Gettysburg wouldn't be the same without them either. Each summer brings thousands of lightning bugs to the battlefield. While this might not seem that strange or blog-worthy, the sheer number of lightning bugs in certain areas of the battlefield certainly is something to take note of. A few years ago while investigating an area near Spangler's Spring and Rock Creek, myself and several other investigators came upon trees filled with fireflies. There were thousands. So many that it looked as though someone had strung hundreds of strands of white fairy lights in the trees. I have never witnessed anything else like it before or since. Fireflies are usually seen in fields flying around at night, not perched in the trees.

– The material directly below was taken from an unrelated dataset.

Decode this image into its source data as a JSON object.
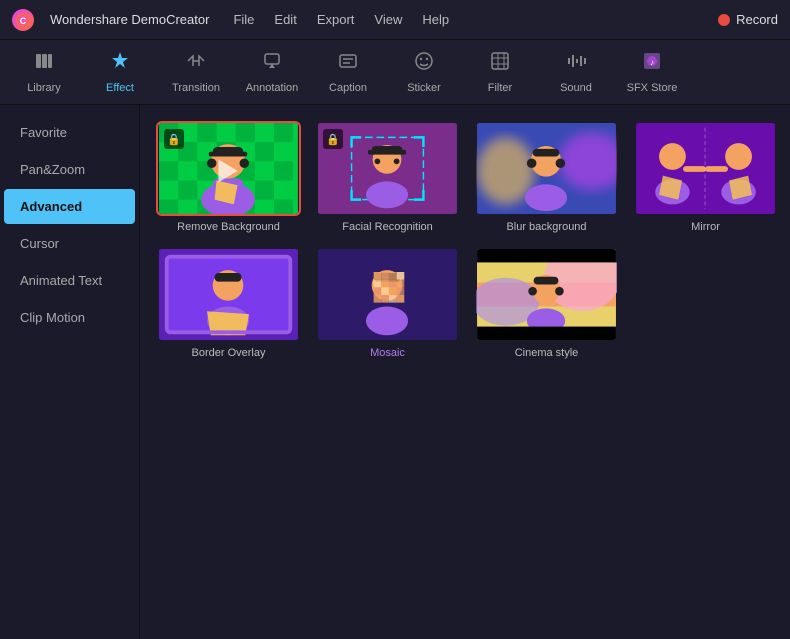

That isn't the only strange firefly story from the Gettysburg Battlefield. About a year ago, I had someone contact me about an unusual lightning bug encounter that occured at The Angle. A family member of hers shared that in late fall (I want to say she said November) he saw what he was certain were fireflies in the field. Only fireflies are not out in the fall and certainly not as late as November. Recently while out jogging the road that runs from the PA memorial to The Angle, I noticed hundreds of fireflies along the side of the road. It was such an unusual sight that I stopped my run to watch and look at all the bugs. It was amazing.
So what can I offer other than a couple of oddball bug stories that occured on a haunted battlefield? In the Mayan culture, the firefly or kuhkay was associated with the practice of smoking cigars. Fireflies were also associated with stars, comets and several Mayan deities. But the most interesting and important association comes from the Japanese culture.
In Japan, fireflies are thought to be the souls of soldiers who have died in battle.